Democracy & Technology Blog Net neutrality dead?

Amy Schatz of the Wall Street Journal reports that Republicans on Chairman Henry A. Waxman’s Energy & Commerce Committee declined to support his net neutrality proposal. Which is not a big surprise. And that the proposal was opposed for different reasons by members of his own party.
Waxman apparently acted completely honorably in search of middle ground.
Yet, it is now more clear than ever that net neutrality is nothing more than a left-wing fantasy. Moderate Democrats don’t really care. Republicans oppose it, of course. We now know it cannot pass in a House of Representatives with a significant Democratic majority.
Chairman Waxman says, “If Congress can’t act, the FCC must,” according to Schatz. That’s very amusing.
If the FCC votes it out along partisan lines, will the courts uphold it? Broadband is not a “natural monopoly.” It would be very surprising if the courts upheld public utility regulation of broadband services.

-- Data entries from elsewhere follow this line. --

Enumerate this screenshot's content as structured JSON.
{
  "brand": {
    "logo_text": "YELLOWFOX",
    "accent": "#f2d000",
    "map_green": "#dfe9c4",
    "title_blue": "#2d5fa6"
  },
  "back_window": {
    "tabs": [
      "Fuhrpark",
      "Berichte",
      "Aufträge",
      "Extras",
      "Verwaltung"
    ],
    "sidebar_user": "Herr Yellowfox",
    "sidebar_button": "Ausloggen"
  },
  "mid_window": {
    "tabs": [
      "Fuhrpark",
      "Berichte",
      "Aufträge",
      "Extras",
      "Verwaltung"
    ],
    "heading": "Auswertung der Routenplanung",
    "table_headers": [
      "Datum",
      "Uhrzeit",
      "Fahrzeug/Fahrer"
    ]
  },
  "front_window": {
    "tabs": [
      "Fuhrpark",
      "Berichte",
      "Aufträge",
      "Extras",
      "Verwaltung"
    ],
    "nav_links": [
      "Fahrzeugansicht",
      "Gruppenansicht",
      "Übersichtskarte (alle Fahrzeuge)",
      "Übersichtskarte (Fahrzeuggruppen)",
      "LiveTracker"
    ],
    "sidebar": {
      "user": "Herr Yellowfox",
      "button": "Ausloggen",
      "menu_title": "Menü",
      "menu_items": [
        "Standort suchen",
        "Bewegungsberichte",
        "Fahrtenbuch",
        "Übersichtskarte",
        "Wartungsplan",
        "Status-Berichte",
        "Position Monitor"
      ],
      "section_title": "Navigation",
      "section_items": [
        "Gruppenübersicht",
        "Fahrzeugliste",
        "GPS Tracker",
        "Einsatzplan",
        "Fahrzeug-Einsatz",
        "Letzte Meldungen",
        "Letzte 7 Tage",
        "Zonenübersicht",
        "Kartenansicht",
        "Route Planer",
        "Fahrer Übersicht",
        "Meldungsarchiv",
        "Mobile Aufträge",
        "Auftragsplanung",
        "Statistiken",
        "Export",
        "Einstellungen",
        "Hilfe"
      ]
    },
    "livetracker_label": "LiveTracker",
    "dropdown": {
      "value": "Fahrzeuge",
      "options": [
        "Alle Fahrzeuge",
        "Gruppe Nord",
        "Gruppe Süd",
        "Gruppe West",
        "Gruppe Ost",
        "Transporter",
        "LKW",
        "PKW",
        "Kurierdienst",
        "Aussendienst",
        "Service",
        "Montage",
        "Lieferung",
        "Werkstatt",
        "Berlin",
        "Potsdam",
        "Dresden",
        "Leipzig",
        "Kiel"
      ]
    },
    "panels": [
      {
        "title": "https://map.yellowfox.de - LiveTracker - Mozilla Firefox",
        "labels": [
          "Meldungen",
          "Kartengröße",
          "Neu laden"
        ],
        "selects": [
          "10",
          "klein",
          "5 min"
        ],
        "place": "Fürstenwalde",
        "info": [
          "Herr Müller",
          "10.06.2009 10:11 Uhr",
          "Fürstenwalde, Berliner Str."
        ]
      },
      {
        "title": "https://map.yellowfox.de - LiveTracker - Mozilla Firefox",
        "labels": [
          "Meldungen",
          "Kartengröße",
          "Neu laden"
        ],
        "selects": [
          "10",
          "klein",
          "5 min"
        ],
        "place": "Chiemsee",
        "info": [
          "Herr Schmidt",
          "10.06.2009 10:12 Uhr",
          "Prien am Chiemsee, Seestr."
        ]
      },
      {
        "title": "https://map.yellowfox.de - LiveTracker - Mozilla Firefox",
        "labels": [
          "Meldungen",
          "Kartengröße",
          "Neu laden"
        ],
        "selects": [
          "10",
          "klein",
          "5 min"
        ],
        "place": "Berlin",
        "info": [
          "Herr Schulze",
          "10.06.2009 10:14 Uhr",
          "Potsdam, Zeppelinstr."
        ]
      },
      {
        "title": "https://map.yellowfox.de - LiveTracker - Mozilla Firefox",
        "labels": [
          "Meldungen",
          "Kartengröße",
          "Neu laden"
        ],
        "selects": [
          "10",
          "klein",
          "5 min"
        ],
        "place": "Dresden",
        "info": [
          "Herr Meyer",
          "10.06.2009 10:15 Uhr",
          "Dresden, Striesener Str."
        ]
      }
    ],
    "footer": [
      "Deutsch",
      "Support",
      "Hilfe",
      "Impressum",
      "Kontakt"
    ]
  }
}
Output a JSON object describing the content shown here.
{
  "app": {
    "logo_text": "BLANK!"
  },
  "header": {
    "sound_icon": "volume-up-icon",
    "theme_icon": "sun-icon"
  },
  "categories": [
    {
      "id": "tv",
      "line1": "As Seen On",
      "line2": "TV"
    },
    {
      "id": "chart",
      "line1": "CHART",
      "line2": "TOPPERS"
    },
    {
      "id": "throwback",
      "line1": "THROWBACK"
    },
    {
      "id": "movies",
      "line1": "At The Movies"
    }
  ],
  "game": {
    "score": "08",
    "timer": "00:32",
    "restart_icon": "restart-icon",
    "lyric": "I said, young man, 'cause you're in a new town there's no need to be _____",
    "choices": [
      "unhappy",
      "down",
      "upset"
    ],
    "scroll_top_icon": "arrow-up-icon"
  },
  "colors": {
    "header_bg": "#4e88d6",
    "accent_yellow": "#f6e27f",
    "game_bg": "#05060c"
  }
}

Hance Haney

Director and Senior Fellow of the Technology & Democracy Project
Hance Haney served as Director and Senior Fellow of the Technology & Democracy Project at the Discovery Institute, in Washington, D.C. Haney spent ten years as an aide to former Senator Bob Packwood (OR), and advised him in his capacity as chairman of the Senate Communications Subcommittee during the deliberations leading to the Telecommunications Act of 1996. He subsequently held various positions with the United States Telecom Association and Qwest Communications. He earned a B.A. in history from Willamette University and a J.D. from Lewis and Clark Law School in Portland, Oregon.